- WHAT IS BEING ASKED -
Pictures aside, restate the records below exactly as written.

▼▼▼

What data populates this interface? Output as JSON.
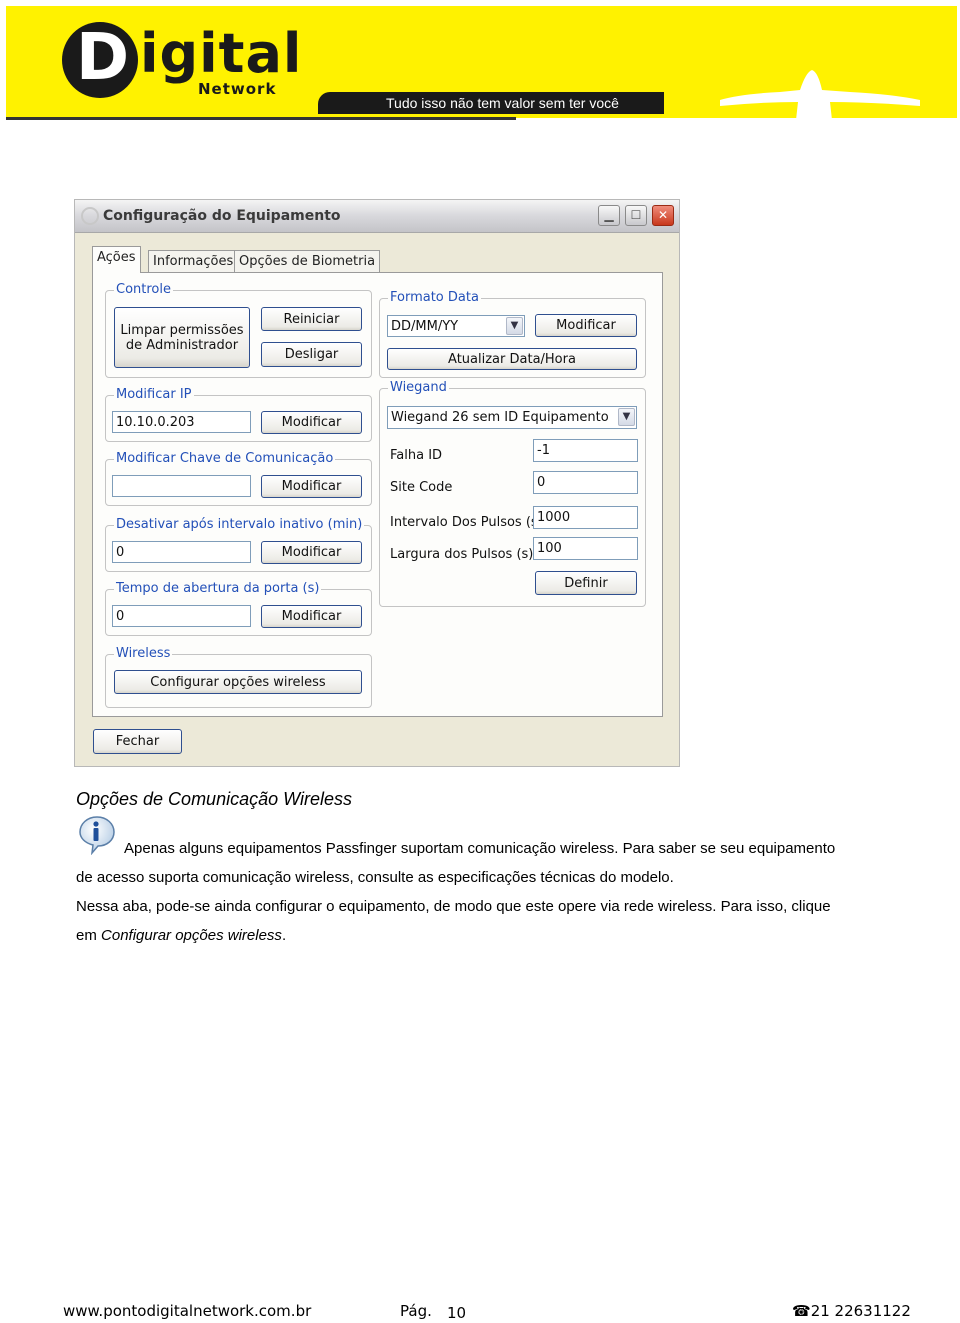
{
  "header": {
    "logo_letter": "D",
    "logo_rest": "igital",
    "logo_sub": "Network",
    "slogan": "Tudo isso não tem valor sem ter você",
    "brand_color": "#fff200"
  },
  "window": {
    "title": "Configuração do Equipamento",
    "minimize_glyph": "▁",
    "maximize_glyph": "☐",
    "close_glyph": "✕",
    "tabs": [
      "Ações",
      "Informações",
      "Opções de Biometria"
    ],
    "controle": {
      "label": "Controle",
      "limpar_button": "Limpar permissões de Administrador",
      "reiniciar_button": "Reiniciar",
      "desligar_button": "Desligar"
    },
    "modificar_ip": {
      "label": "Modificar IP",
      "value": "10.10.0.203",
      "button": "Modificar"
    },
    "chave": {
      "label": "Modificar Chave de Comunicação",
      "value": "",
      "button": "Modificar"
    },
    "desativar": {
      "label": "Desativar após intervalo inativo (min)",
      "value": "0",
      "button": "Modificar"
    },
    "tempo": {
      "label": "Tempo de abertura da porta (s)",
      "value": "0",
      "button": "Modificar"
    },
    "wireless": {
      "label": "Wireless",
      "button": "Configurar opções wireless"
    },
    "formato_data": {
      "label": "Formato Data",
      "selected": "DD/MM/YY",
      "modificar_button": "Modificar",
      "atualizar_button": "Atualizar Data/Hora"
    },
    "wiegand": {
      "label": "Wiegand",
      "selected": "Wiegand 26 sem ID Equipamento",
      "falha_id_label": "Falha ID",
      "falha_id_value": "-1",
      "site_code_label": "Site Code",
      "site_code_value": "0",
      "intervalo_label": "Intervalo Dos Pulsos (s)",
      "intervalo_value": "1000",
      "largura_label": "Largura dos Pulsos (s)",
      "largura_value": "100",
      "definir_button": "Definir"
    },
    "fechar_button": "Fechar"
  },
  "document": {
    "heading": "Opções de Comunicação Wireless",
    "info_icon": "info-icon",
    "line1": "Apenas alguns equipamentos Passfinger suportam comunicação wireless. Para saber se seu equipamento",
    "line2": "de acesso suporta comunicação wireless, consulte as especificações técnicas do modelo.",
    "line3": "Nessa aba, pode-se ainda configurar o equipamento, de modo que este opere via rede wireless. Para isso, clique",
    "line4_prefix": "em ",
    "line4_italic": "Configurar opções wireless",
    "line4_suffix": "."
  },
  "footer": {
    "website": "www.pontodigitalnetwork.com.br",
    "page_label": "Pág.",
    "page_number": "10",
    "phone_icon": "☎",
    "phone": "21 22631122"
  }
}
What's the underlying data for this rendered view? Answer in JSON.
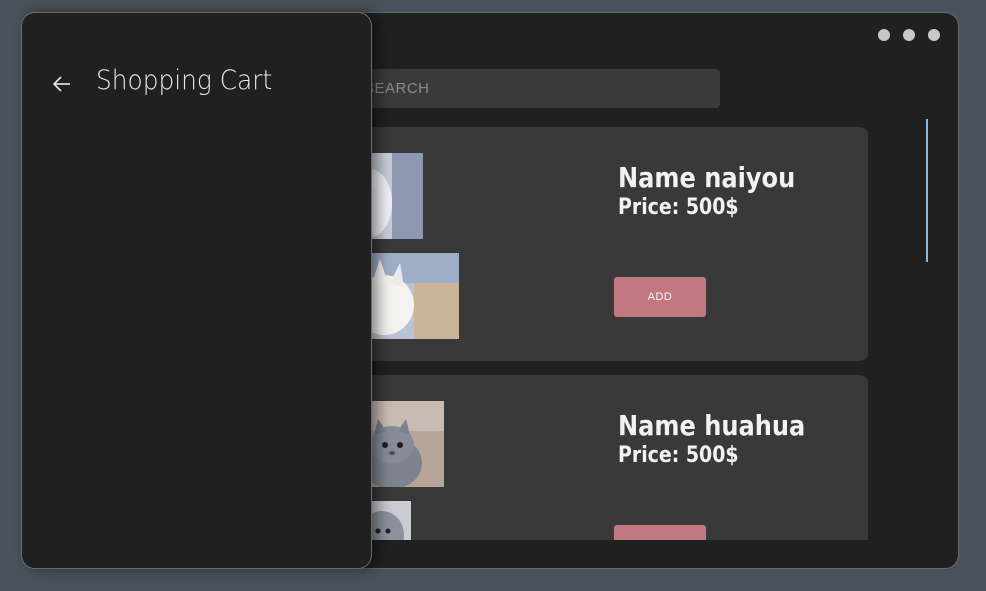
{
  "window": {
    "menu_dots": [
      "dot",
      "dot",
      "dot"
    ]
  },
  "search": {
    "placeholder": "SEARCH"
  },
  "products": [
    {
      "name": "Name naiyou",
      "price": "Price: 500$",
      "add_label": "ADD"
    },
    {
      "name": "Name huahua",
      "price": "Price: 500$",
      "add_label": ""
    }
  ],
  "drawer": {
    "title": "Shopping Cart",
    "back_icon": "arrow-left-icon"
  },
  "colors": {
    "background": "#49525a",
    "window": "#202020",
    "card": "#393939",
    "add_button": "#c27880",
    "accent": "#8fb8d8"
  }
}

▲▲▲

- OUTPUT BELOW -
What data populates this interface? Output as JSON.
{
  "header": {
    "logo_letter": "D",
    "logo_rest": "igital",
    "logo_sub": "Network",
    "slogan": "Tudo isso não tem valor sem ter você",
    "brand_color": "#fff200"
  },
  "window": {
    "title": "Configuração do Equipamento",
    "minimize_glyph": "▁",
    "maximize_glyph": "☐",
    "close_glyph": "✕",
    "tabs": [
      "Ações",
      "Informações",
      "Opções de Biometria"
    ],
    "controle": {
      "label": "Controle",
      "limpar_button": "Limpar permissões de Administrador",
      "reiniciar_button": "Reiniciar",
      "desligar_button": "Desligar"
    },
    "modificar_ip": {
      "label": "Modificar IP",
      "value": "10.10.0.203",
      "button": "Modificar"
    },
    "chave": {
      "label": "Modificar Chave de Comunicação",
      "value": "",
      "button": "Modificar"
    },
    "desativar": {
      "label": "Desativar após intervalo inativo (min)",
      "value": "0",
      "button": "Modificar"
    },
    "tempo": {
      "label": "Tempo de abertura da porta (s)",
      "value": "0",
      "button": "Modificar"
    },
    "wireless": {
      "label": "Wireless",
      "button": "Configurar opções wireless"
    },
    "formato_data": {
      "label": "Formato Data",
      "selected": "DD/MM/YY",
      "modificar_button": "Modificar",
      "atualizar_button": "Atualizar Data/Hora"
    },
    "wiegand": {
      "label": "Wiegand",
      "selected": "Wiegand 26 sem ID Equipamento",
      "falha_id_label": "Falha ID",
      "falha_id_value": "-1",
      "site_code_label": "Site Code",
      "site_code_value": "0",
      "intervalo_label": "Intervalo Dos Pulsos (s)",
      "intervalo_value": "1000",
      "largura_label": "Largura dos Pulsos (s)",
      "largura_value": "100",
      "definir_button": "Definir"
    },
    "fechar_button": "Fechar"
  },
  "document": {
    "heading": "Opções de Comunicação Wireless",
    "info_icon": "info-icon",
    "line1": "Apenas alguns equipamentos Passfinger suportam comunicação wireless. Para saber se seu equipamento",
    "line2": "de acesso suporta comunicação wireless, consulte as especificações técnicas do modelo.",
    "line3": "Nessa aba, pode-se ainda configurar o equipamento, de modo que este opere via rede wireless. Para isso, clique",
    "line4_prefix": "em ",
    "line4_italic": "Configurar opções wireless",
    "line4_suffix": "."
  },
  "footer": {
    "website": "www.pontodigitalnetwork.com.br",
    "page_label": "Pág.",
    "page_number": "10",
    "phone_icon": "☎",
    "phone": "21 22631122"
  }
}
What's the underlying data for this rendered view? Answer in JSON.
{
  "window": {
    "menu_dots": [
      "dot",
      "dot",
      "dot"
    ]
  },
  "search": {
    "placeholder": "SEARCH"
  },
  "products": [
    {
      "name": "Name naiyou",
      "price": "Price: 500$",
      "add_label": "ADD"
    },
    {
      "name": "Name huahua",
      "price": "Price: 500$",
      "add_label": ""
    }
  ],
  "drawer": {
    "title": "Shopping Cart",
    "back_icon": "arrow-left-icon"
  },
  "colors": {
    "background": "#49525a",
    "window": "#202020",
    "card": "#393939",
    "add_button": "#c27880",
    "accent": "#8fb8d8"
  }
}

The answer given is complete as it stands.